Noncovalent interactions are ubiquitous in Nature and contribute to the cohesion of chemical systems. If their existence was long suspected they were firstly taken into consideration by van der Waals in 1873, helping to revise the equation of state for real gases. In comparison to covalent bonds, intra- and intermolecular noncovalent interactions are in general locally weak and exhibit much lower energy and directionality, as reflected by the term ''noncovalent''. Nevertheless, in many cases these interactions can collectively play a dominant role in synthesis, catalysis and design of materials. In the first half of the 20th century, these properties have already fueled passionate debates on their origin and nature particularly with the emergence of quantum chemistry with the works of Schrödinger and London.

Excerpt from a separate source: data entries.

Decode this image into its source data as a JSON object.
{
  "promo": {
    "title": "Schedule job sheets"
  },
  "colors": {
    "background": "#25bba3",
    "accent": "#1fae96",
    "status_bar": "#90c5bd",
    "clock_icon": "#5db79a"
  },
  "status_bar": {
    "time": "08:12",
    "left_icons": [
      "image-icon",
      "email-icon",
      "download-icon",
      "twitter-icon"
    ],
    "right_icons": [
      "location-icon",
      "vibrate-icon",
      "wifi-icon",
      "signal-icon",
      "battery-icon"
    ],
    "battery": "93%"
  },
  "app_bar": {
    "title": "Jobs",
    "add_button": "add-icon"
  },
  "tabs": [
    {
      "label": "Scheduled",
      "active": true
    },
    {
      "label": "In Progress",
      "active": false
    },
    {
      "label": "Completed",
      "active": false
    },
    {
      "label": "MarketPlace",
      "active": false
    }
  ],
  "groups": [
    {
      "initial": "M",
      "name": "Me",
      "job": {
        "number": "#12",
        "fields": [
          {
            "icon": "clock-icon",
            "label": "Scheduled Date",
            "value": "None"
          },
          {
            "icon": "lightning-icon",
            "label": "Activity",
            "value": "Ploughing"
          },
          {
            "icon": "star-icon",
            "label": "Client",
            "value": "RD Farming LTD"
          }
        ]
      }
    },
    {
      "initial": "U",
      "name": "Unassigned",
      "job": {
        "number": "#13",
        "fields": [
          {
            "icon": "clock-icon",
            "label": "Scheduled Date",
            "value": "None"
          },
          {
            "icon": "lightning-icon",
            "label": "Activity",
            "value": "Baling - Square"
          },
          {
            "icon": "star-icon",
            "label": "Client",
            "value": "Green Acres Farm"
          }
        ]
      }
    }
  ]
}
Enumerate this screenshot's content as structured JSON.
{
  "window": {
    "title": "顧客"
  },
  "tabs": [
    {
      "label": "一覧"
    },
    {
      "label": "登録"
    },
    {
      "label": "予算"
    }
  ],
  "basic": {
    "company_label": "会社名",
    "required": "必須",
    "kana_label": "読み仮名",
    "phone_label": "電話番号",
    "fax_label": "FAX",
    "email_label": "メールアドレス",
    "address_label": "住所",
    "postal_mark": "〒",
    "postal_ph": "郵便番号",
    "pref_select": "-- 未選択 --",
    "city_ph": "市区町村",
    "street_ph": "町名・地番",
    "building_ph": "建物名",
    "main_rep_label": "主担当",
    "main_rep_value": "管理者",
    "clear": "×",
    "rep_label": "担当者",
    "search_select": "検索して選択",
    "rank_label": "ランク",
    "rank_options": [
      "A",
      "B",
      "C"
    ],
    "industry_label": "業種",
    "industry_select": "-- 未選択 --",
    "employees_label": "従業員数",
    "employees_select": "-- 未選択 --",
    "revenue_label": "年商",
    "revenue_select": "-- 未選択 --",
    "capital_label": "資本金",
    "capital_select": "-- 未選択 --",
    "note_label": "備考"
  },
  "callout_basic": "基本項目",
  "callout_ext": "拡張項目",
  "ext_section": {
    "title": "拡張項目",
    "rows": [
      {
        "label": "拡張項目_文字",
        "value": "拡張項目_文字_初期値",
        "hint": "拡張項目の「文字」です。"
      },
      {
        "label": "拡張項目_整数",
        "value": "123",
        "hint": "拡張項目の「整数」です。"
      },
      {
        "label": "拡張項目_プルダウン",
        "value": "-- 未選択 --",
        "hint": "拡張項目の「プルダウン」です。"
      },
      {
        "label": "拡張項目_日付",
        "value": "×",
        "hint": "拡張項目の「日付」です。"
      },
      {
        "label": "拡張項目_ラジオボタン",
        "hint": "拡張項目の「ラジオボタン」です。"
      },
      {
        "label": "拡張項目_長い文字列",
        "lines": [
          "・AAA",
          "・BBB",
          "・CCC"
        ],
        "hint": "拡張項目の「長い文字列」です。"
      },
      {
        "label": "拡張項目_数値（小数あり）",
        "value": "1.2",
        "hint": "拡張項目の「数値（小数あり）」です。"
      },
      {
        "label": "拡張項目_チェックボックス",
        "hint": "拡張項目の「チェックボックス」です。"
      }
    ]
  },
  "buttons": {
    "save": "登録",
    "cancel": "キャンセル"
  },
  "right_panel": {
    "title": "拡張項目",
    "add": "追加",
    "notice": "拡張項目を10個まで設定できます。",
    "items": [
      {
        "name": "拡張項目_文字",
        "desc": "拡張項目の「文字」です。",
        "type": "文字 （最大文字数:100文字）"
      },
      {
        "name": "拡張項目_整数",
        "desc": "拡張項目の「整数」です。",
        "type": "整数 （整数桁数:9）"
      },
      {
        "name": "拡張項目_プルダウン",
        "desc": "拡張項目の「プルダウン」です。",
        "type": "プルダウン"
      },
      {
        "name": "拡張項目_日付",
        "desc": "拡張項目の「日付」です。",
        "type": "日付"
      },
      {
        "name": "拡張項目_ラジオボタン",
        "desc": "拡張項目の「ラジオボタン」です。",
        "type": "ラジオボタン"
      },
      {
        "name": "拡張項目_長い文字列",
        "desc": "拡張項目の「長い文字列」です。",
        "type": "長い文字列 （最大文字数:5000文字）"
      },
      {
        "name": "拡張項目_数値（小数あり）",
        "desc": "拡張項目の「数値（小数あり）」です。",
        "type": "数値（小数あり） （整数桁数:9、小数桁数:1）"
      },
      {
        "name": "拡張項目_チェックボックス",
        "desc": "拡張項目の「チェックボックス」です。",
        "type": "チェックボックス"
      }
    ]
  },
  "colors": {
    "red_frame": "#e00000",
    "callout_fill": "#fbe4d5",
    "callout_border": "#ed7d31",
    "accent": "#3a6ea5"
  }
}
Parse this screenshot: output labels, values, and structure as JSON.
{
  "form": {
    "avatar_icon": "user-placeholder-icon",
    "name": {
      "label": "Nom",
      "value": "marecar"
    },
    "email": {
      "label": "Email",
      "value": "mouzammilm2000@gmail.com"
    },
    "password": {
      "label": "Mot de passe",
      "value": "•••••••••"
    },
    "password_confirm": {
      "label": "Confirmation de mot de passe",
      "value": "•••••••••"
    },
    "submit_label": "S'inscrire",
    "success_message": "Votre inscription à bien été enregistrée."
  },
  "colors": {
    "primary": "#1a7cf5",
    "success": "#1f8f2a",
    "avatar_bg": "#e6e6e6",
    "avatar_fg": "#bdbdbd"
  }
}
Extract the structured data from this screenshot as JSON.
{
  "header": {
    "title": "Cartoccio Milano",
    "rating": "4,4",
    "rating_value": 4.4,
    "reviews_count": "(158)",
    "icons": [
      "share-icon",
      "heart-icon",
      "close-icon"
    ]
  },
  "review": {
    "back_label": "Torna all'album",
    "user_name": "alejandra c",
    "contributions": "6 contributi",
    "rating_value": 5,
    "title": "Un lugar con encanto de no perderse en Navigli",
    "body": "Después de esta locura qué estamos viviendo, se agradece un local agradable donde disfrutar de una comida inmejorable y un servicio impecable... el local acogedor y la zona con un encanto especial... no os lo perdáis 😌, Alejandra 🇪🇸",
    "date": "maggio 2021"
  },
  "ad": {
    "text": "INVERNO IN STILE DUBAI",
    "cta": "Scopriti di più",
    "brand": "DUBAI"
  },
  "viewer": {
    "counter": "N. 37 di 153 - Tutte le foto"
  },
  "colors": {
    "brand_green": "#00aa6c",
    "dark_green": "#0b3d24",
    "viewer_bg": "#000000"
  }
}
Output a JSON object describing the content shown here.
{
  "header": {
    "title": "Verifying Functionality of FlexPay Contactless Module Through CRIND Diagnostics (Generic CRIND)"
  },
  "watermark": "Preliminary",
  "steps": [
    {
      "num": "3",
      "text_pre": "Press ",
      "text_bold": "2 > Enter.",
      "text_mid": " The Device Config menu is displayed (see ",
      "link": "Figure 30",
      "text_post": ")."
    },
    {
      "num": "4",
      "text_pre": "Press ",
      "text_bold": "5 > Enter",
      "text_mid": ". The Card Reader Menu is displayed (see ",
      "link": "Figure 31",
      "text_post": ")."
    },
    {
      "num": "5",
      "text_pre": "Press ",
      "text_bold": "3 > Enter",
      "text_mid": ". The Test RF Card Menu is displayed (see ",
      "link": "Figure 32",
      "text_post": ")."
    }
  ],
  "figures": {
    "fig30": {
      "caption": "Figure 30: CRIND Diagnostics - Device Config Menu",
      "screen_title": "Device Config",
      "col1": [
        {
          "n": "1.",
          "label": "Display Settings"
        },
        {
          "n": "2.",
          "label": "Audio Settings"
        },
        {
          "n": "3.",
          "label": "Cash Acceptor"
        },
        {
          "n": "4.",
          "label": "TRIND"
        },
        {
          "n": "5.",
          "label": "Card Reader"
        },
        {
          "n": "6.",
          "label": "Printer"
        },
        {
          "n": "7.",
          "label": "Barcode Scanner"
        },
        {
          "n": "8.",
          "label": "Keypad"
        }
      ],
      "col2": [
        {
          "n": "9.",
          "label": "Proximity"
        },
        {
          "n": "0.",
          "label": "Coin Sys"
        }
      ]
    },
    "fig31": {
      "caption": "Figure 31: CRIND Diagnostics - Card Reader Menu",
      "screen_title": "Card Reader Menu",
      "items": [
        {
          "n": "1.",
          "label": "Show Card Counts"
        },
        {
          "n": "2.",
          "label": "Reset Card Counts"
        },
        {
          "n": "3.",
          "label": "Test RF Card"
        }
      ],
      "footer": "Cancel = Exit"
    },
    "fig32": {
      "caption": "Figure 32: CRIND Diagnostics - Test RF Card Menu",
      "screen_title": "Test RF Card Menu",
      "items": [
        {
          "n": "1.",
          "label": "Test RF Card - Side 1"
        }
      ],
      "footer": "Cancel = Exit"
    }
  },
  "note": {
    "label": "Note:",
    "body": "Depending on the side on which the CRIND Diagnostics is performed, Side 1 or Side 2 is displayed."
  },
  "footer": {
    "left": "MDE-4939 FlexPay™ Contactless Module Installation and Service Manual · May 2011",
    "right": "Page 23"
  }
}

Based on the nature of the particular elements or synthons involved in the interactions, noncovalent bonds are often classified into hydrogen, noble gases, halogen, chalcogen, pnictogen, tetrel and triel «bonds», as well as agostic, anagostic, cation-π, anion-π, n-π*, π-π stacking, metal-metal, dispersion-driven and hydrophobic interactions, etc.